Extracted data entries

⟨

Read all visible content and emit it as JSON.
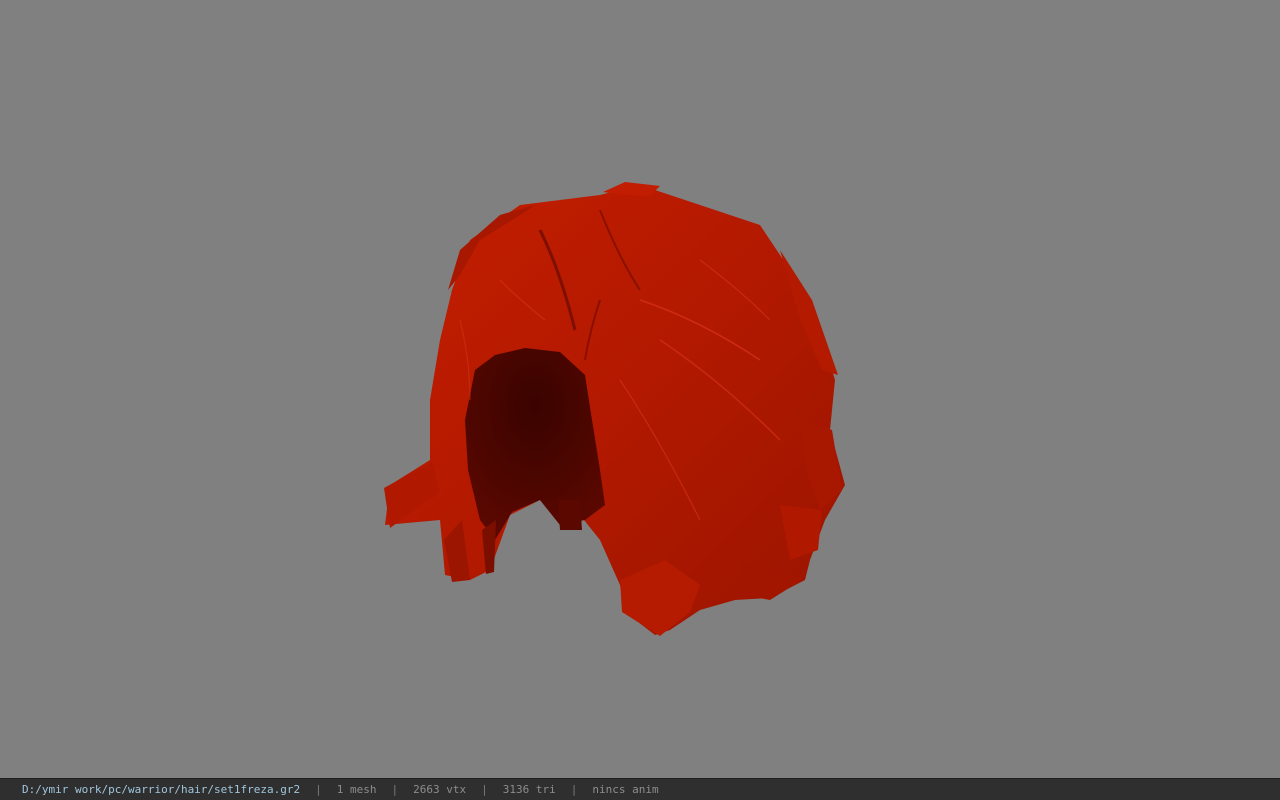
{
  "viewer": {
    "background_color": "#808080",
    "model_color": "#b81a00",
    "model_shadow_color": "#3d0400"
  },
  "status": {
    "file_path": "D:/ymir work/pc/warrior/hair/set1freza.gr2",
    "sep": "|",
    "mesh_count": "1 mesh",
    "vertex_count": "2663 vtx",
    "tri_count": "3136 tri",
    "anim": "nincs anim"
  }
}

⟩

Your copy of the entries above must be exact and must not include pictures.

Read all visible content and emit it as JSON.
{
  "viewer": {
    "background_color": "#808080",
    "model_color": "#b81a00",
    "model_shadow_color": "#3d0400"
  },
  "status": {
    "file_path": "D:/ymir work/pc/warrior/hair/set1freza.gr2",
    "sep": "|",
    "mesh_count": "1 mesh",
    "vertex_count": "2663 vtx",
    "tri_count": "3136 tri",
    "anim": "nincs anim"
  }
}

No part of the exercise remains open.